Wednesday, October 20, 2010

The Lost Hero

Riordan, Rick. The Lost Hero.
Nominated for the Cybils by Kate.

I admit it; in order to read this, I had to deny a student. Once it went out, it would never be back in the library long enough for me to read it. I will personally deliver it this morning! There may be spoilers here, so don't continue reading if you don't want to know!

Percy Jackson is still missing, and Annabeth is going in search of him. First, however, three new children of the gods show up at Camp Half-Blood. Leo is the son of Hephaestus who also has the ability to withstand fire. He is still grieving the death of his mortal mother, has the ability to fix just about anything mechanical, and is attracted to girls who don't like him. Piper, whose mortal father is a movie star, is the daughter of Aphrodite, which explains how she was able to talk people into giving her things (which were then assumed to be stolen). Lastly, we have Jason, who has lost all of his memories but is the son of Zeus in his Roman incarnation as Jupiter, and as such, is in the greatest peril of them all. After a prophecy is revealed, the three form a team and take off across the US and Canada, meeting Medea, King Midas, and others in their quest to rescue Hera, who has been captured as part of an uprising that can only be squelched by connecting with the camp of the Roman gods, where they believe Percy might be.

Strengths: Riordan must be the most dedicated writer alive-- he travels to meet his fans and can keep churning out books. The use of Greek and Roman mythology is still fascinating, and the writing is fun. Can you say "chain-mail muu muu" without laughing? This will be hugely popular, and was a clever way to continue the story without making us tired of Percy.

Weaknesses: A bit formulaic. The characters strongly echoed those from the previous book, and the snort-through-my-nose-funny moments were fewer and further between.

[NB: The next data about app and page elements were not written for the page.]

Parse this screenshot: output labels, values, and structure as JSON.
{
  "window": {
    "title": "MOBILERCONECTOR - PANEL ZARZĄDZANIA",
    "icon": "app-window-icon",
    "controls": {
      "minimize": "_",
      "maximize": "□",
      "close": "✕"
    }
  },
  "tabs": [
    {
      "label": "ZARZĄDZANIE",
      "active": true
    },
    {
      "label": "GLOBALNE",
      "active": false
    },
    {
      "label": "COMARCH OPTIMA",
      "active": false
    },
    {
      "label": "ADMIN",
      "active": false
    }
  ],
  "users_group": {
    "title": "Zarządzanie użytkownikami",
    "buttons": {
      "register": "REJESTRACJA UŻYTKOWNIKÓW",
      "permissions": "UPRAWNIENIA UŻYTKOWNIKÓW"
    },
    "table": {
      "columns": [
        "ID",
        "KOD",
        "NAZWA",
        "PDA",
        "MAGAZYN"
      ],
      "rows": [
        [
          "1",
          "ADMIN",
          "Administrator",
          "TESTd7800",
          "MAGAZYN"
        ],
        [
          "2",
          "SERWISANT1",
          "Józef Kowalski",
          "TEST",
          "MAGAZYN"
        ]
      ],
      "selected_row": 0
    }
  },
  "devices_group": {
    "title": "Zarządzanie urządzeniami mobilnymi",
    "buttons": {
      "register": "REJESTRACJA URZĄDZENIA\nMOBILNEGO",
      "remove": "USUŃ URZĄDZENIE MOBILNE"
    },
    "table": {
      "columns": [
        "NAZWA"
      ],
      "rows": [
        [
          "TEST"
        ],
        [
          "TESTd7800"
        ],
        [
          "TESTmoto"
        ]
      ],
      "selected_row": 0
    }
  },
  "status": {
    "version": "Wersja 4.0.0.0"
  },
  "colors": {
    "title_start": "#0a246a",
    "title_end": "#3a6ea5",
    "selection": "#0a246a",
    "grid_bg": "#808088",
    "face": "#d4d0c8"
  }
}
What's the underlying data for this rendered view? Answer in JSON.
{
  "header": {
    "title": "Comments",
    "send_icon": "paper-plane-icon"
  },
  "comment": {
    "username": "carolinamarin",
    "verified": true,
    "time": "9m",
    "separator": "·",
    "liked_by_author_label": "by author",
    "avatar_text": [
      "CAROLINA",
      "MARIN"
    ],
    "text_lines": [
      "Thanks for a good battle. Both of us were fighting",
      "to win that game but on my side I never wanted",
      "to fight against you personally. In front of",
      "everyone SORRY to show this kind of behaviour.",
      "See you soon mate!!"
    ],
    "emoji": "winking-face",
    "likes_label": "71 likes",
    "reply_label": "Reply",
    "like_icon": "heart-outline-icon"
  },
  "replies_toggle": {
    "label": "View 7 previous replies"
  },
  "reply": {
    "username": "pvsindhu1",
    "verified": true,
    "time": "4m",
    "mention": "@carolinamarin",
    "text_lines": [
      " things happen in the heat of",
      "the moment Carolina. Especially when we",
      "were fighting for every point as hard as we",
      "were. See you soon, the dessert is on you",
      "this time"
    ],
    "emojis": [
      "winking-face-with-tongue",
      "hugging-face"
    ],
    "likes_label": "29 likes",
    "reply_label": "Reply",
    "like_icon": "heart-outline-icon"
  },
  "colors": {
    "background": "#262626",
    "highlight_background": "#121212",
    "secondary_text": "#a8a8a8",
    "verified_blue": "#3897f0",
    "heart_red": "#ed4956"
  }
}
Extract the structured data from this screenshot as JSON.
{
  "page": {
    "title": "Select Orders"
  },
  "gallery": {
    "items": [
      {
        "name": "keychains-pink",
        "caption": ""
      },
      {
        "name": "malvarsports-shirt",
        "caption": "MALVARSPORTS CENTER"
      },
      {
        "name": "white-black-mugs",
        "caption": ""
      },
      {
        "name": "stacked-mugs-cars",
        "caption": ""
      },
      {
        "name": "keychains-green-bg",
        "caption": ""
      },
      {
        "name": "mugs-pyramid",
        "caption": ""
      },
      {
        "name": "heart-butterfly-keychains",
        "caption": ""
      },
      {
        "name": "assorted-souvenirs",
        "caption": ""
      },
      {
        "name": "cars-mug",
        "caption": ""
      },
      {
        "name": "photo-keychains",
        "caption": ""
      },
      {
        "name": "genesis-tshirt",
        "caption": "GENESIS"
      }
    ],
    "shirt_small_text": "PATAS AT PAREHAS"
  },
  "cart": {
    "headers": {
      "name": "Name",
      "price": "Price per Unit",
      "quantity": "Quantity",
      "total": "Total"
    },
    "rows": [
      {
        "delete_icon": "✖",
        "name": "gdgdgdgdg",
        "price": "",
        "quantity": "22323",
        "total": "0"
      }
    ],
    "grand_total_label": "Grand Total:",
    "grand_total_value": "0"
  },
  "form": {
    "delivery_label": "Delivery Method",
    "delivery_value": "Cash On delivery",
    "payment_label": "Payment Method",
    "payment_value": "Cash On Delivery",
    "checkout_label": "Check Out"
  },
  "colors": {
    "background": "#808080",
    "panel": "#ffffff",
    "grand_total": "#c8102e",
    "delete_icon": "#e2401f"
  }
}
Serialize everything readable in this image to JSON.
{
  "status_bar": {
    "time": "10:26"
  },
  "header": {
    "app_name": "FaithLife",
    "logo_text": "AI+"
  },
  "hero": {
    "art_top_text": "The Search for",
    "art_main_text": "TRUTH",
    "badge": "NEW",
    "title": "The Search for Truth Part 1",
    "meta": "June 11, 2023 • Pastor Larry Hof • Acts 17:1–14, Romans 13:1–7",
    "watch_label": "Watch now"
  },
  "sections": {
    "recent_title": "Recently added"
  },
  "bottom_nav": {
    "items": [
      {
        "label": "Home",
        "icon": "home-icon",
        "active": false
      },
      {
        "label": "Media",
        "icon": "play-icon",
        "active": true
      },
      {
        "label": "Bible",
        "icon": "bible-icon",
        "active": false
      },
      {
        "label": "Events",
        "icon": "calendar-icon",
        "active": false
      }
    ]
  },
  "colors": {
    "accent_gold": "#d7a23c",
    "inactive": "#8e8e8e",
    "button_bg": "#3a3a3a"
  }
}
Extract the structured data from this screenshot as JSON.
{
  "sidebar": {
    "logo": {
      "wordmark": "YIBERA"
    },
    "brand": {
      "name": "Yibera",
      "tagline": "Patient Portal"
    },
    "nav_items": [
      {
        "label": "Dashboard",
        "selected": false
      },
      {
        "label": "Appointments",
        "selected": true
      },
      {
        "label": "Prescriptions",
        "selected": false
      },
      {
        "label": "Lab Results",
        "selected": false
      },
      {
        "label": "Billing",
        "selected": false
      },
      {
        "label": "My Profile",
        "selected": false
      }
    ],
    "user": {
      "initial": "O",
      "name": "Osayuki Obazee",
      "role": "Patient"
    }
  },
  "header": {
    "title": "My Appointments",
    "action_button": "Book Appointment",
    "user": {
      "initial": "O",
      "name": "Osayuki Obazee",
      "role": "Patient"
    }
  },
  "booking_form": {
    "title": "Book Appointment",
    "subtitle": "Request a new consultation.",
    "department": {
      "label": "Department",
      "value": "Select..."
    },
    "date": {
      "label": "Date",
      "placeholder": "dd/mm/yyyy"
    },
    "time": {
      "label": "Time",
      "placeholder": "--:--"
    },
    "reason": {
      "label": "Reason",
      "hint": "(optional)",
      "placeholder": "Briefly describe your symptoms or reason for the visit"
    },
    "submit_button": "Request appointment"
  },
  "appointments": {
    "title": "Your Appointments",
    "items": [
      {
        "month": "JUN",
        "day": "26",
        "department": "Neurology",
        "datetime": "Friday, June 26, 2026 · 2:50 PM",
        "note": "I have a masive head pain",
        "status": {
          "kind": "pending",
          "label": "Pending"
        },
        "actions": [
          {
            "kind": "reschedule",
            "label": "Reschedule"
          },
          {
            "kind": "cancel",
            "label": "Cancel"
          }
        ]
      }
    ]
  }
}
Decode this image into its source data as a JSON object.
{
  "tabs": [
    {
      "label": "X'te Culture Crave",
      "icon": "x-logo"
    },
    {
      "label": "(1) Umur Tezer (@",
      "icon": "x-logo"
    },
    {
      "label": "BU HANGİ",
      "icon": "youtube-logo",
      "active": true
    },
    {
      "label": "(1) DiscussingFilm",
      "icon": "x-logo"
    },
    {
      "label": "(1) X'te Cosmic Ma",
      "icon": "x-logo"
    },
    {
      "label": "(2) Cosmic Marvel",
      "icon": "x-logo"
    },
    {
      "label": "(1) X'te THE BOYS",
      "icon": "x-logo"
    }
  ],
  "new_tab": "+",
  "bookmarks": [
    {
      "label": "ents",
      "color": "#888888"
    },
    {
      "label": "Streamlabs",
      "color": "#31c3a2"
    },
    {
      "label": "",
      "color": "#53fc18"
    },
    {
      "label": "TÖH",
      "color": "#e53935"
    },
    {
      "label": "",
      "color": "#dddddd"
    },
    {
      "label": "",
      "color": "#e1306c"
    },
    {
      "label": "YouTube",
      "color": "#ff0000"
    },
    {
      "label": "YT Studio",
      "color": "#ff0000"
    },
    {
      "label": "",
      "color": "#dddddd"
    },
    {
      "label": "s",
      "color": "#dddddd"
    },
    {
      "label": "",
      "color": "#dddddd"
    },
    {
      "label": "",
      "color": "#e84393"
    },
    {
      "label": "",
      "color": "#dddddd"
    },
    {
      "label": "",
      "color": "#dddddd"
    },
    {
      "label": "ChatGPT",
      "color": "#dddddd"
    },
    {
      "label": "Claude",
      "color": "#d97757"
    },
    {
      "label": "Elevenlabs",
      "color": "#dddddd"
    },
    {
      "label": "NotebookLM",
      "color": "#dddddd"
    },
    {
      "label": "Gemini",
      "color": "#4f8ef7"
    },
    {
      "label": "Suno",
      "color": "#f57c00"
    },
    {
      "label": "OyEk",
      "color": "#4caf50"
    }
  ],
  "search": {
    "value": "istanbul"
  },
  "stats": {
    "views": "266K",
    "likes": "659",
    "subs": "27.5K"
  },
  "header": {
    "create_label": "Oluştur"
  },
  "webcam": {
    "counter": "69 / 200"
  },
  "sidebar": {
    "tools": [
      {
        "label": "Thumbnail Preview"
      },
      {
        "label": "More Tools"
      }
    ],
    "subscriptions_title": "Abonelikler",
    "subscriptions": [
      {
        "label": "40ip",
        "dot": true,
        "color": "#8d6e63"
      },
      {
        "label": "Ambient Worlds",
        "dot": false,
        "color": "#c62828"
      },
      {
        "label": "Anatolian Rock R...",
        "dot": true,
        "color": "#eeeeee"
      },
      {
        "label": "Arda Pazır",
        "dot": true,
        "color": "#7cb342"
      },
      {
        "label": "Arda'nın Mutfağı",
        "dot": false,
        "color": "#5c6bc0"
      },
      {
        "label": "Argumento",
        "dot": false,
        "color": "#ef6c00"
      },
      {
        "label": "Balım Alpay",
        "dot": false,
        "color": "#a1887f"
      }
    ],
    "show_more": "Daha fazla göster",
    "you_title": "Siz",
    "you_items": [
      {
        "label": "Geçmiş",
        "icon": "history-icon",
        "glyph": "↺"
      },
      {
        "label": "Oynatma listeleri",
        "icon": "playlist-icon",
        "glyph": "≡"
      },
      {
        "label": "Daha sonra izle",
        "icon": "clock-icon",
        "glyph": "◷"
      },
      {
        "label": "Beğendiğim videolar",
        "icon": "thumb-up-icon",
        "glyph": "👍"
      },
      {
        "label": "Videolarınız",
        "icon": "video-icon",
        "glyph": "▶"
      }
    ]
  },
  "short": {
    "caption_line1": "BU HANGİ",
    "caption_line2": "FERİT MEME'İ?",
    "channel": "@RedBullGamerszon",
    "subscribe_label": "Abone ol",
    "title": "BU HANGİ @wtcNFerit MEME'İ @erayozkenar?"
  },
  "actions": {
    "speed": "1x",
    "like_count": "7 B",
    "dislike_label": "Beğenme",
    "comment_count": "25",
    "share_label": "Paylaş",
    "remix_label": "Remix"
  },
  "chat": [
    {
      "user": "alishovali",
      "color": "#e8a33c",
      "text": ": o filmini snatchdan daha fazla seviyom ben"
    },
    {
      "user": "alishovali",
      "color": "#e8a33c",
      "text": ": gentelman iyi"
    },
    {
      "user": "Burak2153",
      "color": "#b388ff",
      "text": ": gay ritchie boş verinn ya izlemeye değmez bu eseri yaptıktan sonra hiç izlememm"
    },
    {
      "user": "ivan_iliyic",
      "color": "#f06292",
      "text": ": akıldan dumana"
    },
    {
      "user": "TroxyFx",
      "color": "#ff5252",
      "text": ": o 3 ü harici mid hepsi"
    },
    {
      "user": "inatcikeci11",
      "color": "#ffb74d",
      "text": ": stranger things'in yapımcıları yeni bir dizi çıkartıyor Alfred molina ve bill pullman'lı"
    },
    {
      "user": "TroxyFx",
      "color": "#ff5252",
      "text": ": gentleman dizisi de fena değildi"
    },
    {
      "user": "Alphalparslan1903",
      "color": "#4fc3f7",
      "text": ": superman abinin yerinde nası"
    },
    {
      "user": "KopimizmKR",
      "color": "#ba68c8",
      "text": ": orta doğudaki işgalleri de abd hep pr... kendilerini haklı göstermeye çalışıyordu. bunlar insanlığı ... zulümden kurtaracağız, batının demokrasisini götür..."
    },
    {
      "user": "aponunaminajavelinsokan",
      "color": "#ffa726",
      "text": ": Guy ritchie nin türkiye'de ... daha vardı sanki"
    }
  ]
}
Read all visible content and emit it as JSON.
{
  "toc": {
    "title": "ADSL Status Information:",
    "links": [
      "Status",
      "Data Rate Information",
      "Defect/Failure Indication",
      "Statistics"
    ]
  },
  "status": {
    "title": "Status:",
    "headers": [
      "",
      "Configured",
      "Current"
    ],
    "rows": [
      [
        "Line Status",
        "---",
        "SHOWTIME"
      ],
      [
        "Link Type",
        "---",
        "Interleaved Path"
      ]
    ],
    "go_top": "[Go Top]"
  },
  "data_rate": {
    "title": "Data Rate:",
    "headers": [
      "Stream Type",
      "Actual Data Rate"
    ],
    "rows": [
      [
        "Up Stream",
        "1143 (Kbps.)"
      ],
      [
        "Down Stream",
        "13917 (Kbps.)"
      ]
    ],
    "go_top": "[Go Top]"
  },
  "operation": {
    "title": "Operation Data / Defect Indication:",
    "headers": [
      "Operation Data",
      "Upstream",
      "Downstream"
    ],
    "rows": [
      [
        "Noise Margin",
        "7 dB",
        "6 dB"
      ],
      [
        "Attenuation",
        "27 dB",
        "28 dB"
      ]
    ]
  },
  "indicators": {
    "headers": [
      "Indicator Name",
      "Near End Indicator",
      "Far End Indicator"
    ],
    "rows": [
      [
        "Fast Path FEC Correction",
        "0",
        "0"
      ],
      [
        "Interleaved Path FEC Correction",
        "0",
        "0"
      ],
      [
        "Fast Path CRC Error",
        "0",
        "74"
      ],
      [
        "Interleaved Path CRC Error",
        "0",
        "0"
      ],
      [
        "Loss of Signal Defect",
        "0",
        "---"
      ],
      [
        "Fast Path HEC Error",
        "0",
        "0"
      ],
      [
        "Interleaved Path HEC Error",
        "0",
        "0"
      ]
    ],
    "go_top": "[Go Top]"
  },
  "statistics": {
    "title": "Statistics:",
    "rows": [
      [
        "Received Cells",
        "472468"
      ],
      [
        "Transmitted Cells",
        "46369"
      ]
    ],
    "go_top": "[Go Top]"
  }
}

Also, there is some Latin that may be incorrect, but I tried not to look at it because I really didn't want to know how wrong it was. Sigh. What have we said, people? Any author who tries to put Latin into a YA book needs to check with me first! I haven't taught Latin in 18 years, but if I can tell it's wrong, it must be really wrong!


  1. I'm in the middle of this book right now. I love Rick Riordan but I think this series will appeal most to those who have not read the Percy Jackson and the Olympians series (or maybe those who can't get enough of Percy, even after five books!). For those who have read the previous series, the old formula is a bit too familiar in this one.

  2. There SHOULD be a pin for this book, just as you said. I read the Strengths and Weaknesses part of your review and skipped the rest because I have TLH at home and haven't gotten to it yet. (must finish Erec Rex first)Our daughter, who vieswith me for being Charlotte's #1 Percy Jackson fan, read it right away and loved it.
    I think one reason Rick Riordan is so loyal to his fans is because they made him what he is now. His books didn't get a lot of publicity but they became popular through word of mouth. He said that once he was at a bookstore to sign copies of The Lightning Thief and no one paid attention to him--except for one person who asked him where the restroom was! But once kids started the buzz,he became popular. No wonder he does so much for his fans!